**What the task requires:** Would you write out the listing verbatim and skip every picture in it?

**Stored data:**
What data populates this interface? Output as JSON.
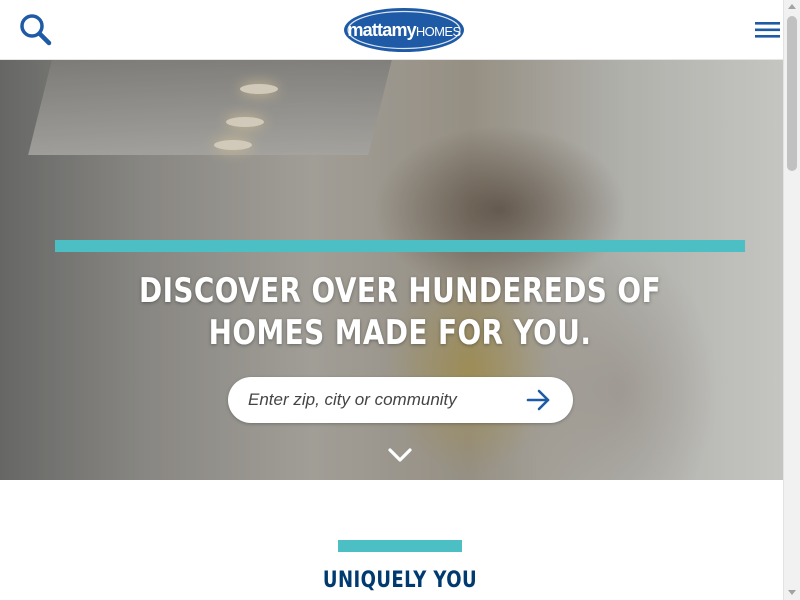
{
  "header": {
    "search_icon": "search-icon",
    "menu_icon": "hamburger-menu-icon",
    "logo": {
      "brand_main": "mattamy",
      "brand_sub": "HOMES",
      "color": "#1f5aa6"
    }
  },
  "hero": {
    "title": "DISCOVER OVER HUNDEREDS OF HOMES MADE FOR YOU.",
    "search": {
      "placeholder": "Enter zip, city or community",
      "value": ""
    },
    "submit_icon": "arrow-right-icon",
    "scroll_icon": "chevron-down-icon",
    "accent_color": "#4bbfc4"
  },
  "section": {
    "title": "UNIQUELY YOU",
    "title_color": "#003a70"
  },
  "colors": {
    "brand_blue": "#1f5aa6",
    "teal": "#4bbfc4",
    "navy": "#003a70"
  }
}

**Response area:**
What data populates this interface? Output as JSON.
{
  "header": {
    "search_icon": "search-icon",
    "menu_icon": "hamburger-menu-icon",
    "logo": {
      "brand_main": "mattamy",
      "brand_sub": "HOMES",
      "color": "#1f5aa6"
    }
  },
  "hero": {
    "title": "DISCOVER OVER HUNDEREDS OF HOMES MADE FOR YOU.",
    "search": {
      "placeholder": "Enter zip, city or community",
      "value": ""
    },
    "submit_icon": "arrow-right-icon",
    "scroll_icon": "chevron-down-icon",
    "accent_color": "#4bbfc4"
  },
  "section": {
    "title": "UNIQUELY YOU",
    "title_color": "#003a70"
  },
  "colors": {
    "brand_blue": "#1f5aa6",
    "teal": "#4bbfc4",
    "navy": "#003a70"
  }
}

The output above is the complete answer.